A member from the Philippine Coast Guard patrols outside the Philippine International Convention Center (PICC), the venue for this year's Association of Southeast Asian Nations (ASEAN) Summit in Pasay City, the Philippines, April 26, 2017. (Xinhua/Rouelle Umali)
MANILA, April 26 (Xinhua) -- More than 40,000 soldiers, policemen and uniformed personnel have been deployed in Manila as the city hosts a summit of the 10-member Association of Southeast Asian Nations (ASEAN) on Saturday.
Preparatory meetings, involving ASEAN ministers and senior officials kicked off on Wednesday.
Philippine Ambassador to ASEAN Elizabeth Buensuceso chaired the meeting of the Committee of Permanent Representatives (CPR) to ASEAN, starting a series of official meetings that will culminate with the 30th ASEAN summit.
A government statement said the CPR discussed their work plan for 2017, reports and recommendations to the ASEAN senior officials and ASEAN ministers, commemorative activities on the 50th anniversary of ASEAN this year, ASEAN's relations with its dialogue partners and other external parties, and preparations for the 50th ASEAN foreign ministers meeting (AMM) and related ministerial meetings in August in Manila.
"The meeting also exchanged views on possible outcome documents and various initiatives for the 50th AMM and other ministerial meetings and the 31st ASEAN summit in November," the statement read.
Philippine President Rodrigo Duterte will chair the summit that will be attended by ASEAN leaders from Brunei, Cambodia, Indonesia, Laos, Malaysia, Singapore, Thailand and Vietnam.
Myanmar State Counselor Aung San Suu Kyi will represent Myanmar whose head of state could not make it to the summit, according to Marciano Paynor, director general of the ASEAN National Organizing Council.
He said Duterte, who assumed office in June last year, is ready to chair the summit. He said Duterte had been preparing for the summit, receiving briefings on the issues to be discussed by the regional bloc.
The ASEAN summit on Saturday is the first of two ASEAN leaders' summits that the Philippines will host this year as chair of ASEAN.
The ASEAN leaders will have a second summit in November.
Starting Thursday, the government suspended work and classes in at least three cities in Metro Manila where the summit and related meetings are being held.
The ASEAN meetings take place a few days after government troops and police foiled fresh attempts of the Abu Sayyaf militants to seize hostages in beach resorts in Bohol, a province in central Philippines, far from its strongholds in the southern Philippine Basilan and Sulu provinces.
Abu Sayyaf is one of the smallest and most violent bandits groups operating in the southern Philippines notorious for kidnappings, bombings and attacking civilians and the army.
A number of foreign Embassies in Manila issues travel warning to their nationals prior to the deadly clashes.
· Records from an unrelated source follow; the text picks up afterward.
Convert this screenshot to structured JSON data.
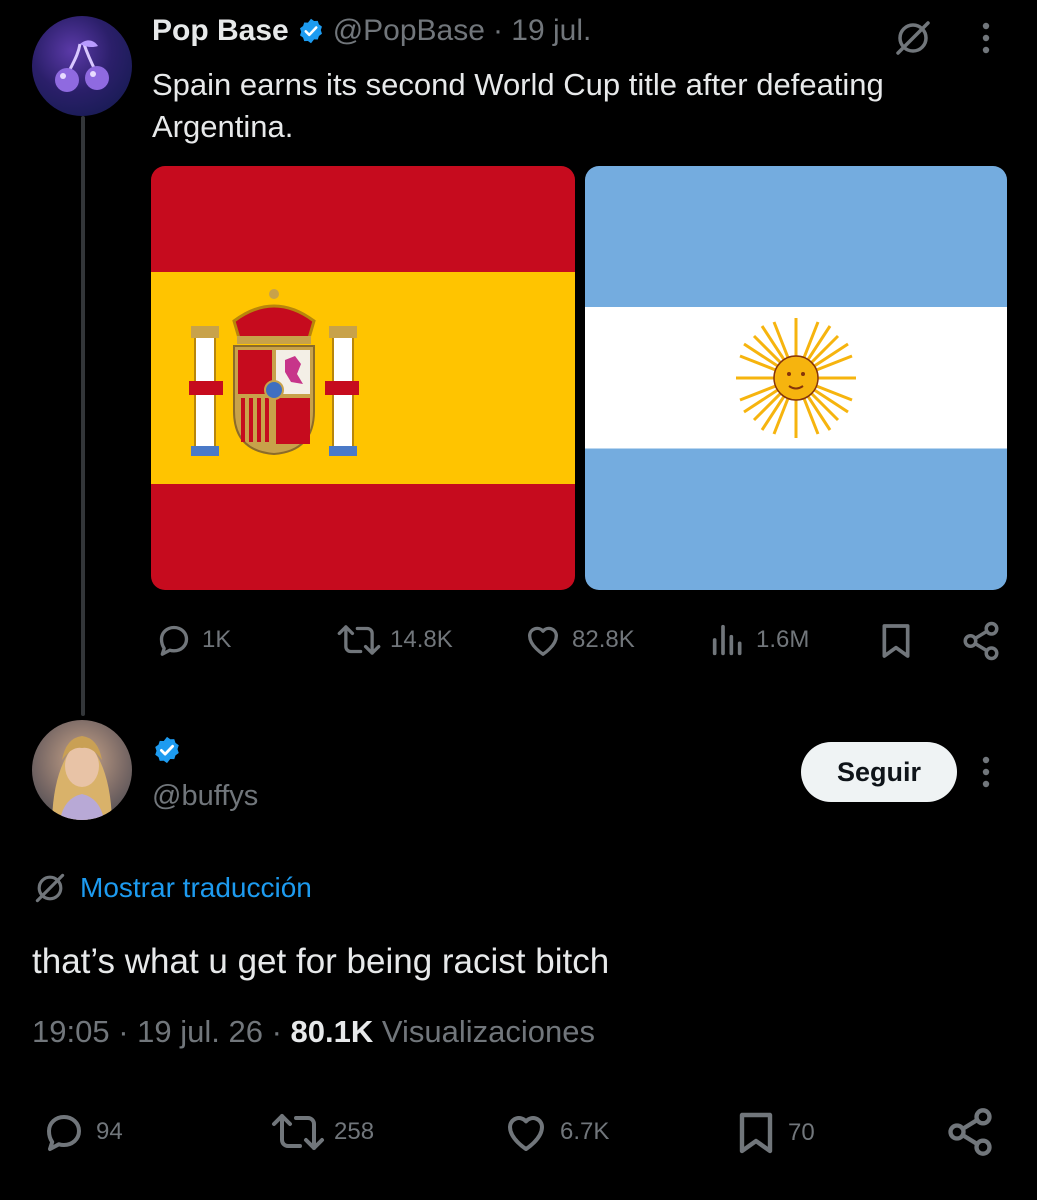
{
  "post": {
    "author_name": "Pop Base",
    "author_handle": "@PopBase",
    "date": "· 19 jul.",
    "text": "Spain earns its second World Cup title after defeating Argentina.",
    "stats": {
      "replies": "1K",
      "reposts": "14.8K",
      "likes": "82.8K",
      "views": "1.6M"
    }
  },
  "reply": {
    "author_handle": "@buffys",
    "follow_label": "Seguir",
    "translate_label": "Mostrar traducción",
    "text": "that’s what u get for being racist bitch",
    "time": "19:05",
    "sep1": " · ",
    "date": "19 jul. 26",
    "sep2": " · ",
    "views_count": "80.1K",
    "views_label": " Visualizaciones",
    "stats": {
      "replies": "94",
      "reposts": "258",
      "likes": "6.7K",
      "bookmarks": "70"
    }
  },
  "colors": {
    "background": "#000000",
    "accent": "#1d9bf0",
    "muted": "#71767b",
    "spain_red": "#c60b1e",
    "spain_yellow": "#ffc400",
    "argentina_blue": "#74acdf"
  },
  "icons": [
    "grok-icon",
    "more-icon",
    "verified-icon",
    "reply-icon",
    "repost-icon",
    "like-icon",
    "views-icon",
    "bookmark-icon",
    "share-icon",
    "translate-icon"
  ]
}
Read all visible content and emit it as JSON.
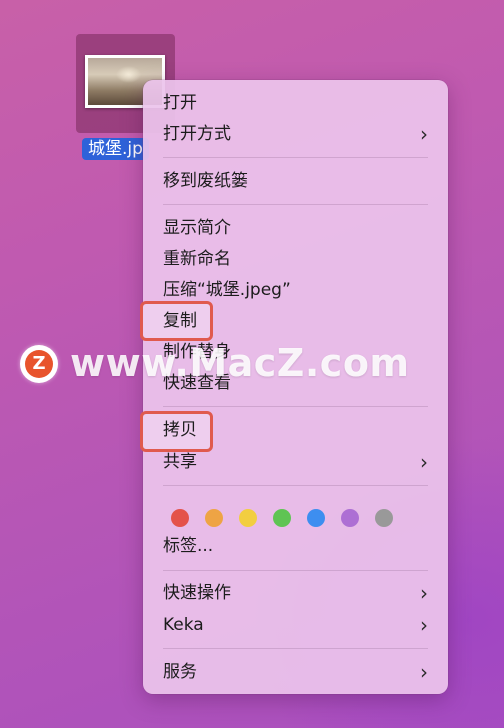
{
  "file": {
    "label": "城堡.jp"
  },
  "menu": {
    "open": "打开",
    "open_with": "打开方式",
    "move_to_trash": "移到废纸篓",
    "get_info": "显示简介",
    "rename": "重新命名",
    "compress": "压缩“城堡.jpeg”",
    "duplicate": "复制",
    "make_alias": "制作替身",
    "quick_look": "快速查看",
    "copy": "拷贝",
    "share": "共享",
    "tags_label": "标签...",
    "quick_actions": "快速操作",
    "keka": "Keka",
    "services": "服务",
    "chevron": "›"
  },
  "tag_colors": [
    {
      "name": "red",
      "hex": "#e4524a"
    },
    {
      "name": "orange",
      "hex": "#eea444"
    },
    {
      "name": "yellow",
      "hex": "#f2ce40"
    },
    {
      "name": "green",
      "hex": "#5fc453"
    },
    {
      "name": "blue",
      "hex": "#3d8ef0"
    },
    {
      "name": "purple",
      "hex": "#ad6fd4"
    },
    {
      "name": "gray",
      "hex": "#999999"
    }
  ],
  "highlight_color": "#e05a4e",
  "watermark": {
    "logo_letter": "Z",
    "text": "www.MacZ.com"
  }
}
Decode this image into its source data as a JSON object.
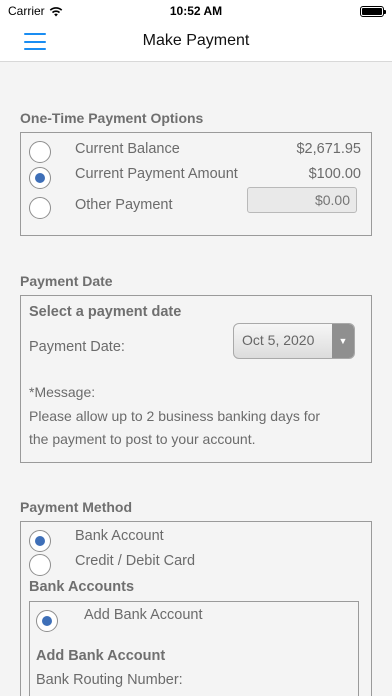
{
  "status_bar": {
    "carrier": "Carrier",
    "time": "10:52 AM"
  },
  "nav": {
    "title": "Make Payment",
    "menu_icon": "hamburger-menu-icon"
  },
  "one_time": {
    "title": "One-Time Payment Options",
    "options": [
      {
        "label": "Current Balance",
        "amount": "$2,671.95",
        "selected": false
      },
      {
        "label": "Current Payment Amount",
        "amount": "$100.00",
        "selected": true
      },
      {
        "label": "Other Payment",
        "amount_placeholder": "$0.00",
        "selected": false
      }
    ]
  },
  "payment_date": {
    "title": "Payment Date",
    "subheading": "Select a payment date",
    "date_label": "Payment Date:",
    "date_value": "Oct 5, 2020",
    "message_label": "*Message:",
    "message_line1": "Please allow up to 2 business banking days for",
    "message_line2": "the payment to post to your account."
  },
  "payment_method": {
    "title": "Payment Method",
    "options": [
      {
        "label": "Bank Account",
        "selected": true
      },
      {
        "label": "Credit / Debit Card",
        "selected": false
      }
    ],
    "bank_accounts_heading": "Bank Accounts",
    "add_bank_option": {
      "label": "Add Bank Account",
      "selected": true
    },
    "add_bank_heading": "Add Bank Account",
    "routing_label": "Bank Routing Number:"
  }
}
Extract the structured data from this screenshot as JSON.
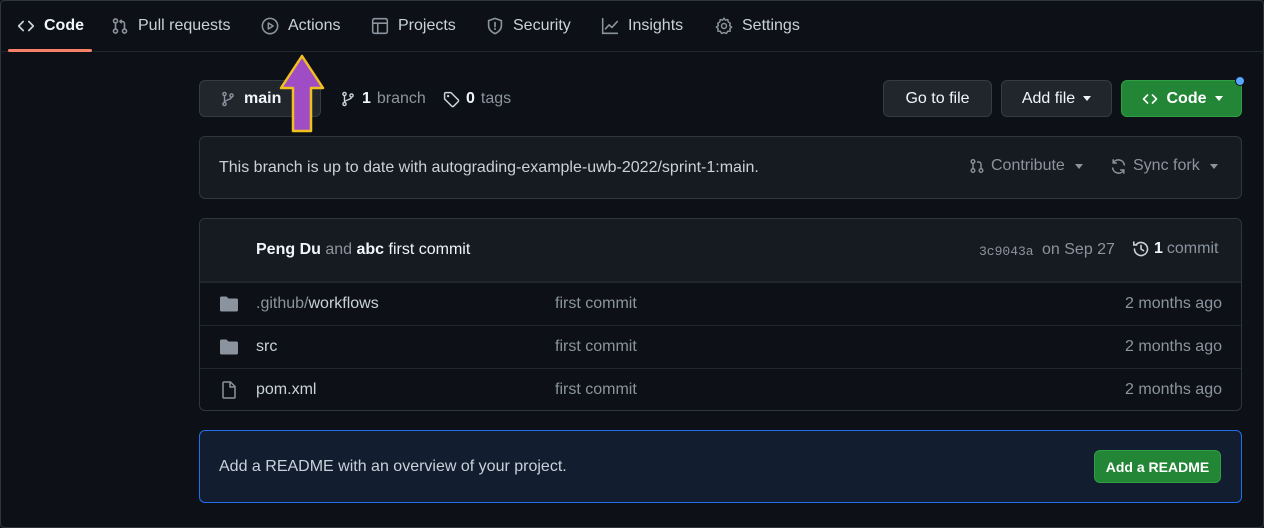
{
  "tabs": [
    {
      "label": "Code",
      "icon": "code-icon",
      "selected": true
    },
    {
      "label": "Pull requests",
      "icon": "pull-request-icon"
    },
    {
      "label": "Actions",
      "icon": "play-icon"
    },
    {
      "label": "Projects",
      "icon": "table-icon"
    },
    {
      "label": "Security",
      "icon": "shield-icon"
    },
    {
      "label": "Insights",
      "icon": "graph-icon"
    },
    {
      "label": "Settings",
      "icon": "gear-icon"
    }
  ],
  "branch_bar": {
    "current_branch": "main",
    "branch_count": "1",
    "branch_word": "branch",
    "tag_count": "0",
    "tag_word": "tags",
    "goto_file": "Go to file",
    "add_file": "Add file",
    "code": "Code"
  },
  "status": {
    "text": "This branch is up to date with autograding-example-uwb-2022/sprint-1:main.",
    "contribute": "Contribute",
    "sync_fork": "Sync fork"
  },
  "latest_commit": {
    "author1": "Peng Du",
    "and": "and",
    "author2": "abc",
    "message": "first commit",
    "sha": "3c9043a",
    "date": "on Sep 27",
    "count": "1",
    "count_word": "commit"
  },
  "files": [
    {
      "type": "folder",
      "name_prefix": ".github/",
      "name": "workflows",
      "message": "first commit",
      "age": "2 months ago"
    },
    {
      "type": "folder",
      "name_prefix": "",
      "name": "src",
      "message": "first commit",
      "age": "2 months ago"
    },
    {
      "type": "file",
      "name_prefix": "",
      "name": "pom.xml",
      "message": "first commit",
      "age": "2 months ago"
    }
  ],
  "readme": {
    "text": "Add a README with an overview of your project.",
    "button": "Add a README"
  },
  "colors": {
    "accent_tab": "#f78166",
    "green_button": "#238636",
    "arrow_fill": "#a04cc4",
    "arrow_stroke": "#f0c020",
    "link_blue": "#58a6ff"
  }
}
The government has beefed up security arrangements in Manila as a result of the foiled attack.
On Tuesday, military spokesman Brig. Gen. Restituto Padilla advised Filipinos to be vigilant and work with authorities in keeping the peace while the meetings take place.
Padilla assured the public that there are no security threats directed at the ASEAN meetings.
"We don't see any threat right now, no serious threat that is in the radar screen," he told reporters. Nevertheless, he said the government's security planning "is always based on worst-case scenarios."
Dela Rosa said "We have rehearsed and fine-tuned all our systems and procedures for this even such that we have established a full backup system that will address any unforeseen situation that may arise."
The ASEAN, which groups Brunei, Cambodia, Indonesia, Laos, Malaysia, Myanmar, the Philippines, Singapore, Thailand and Vietnam, is marking its 50th anniversary this year.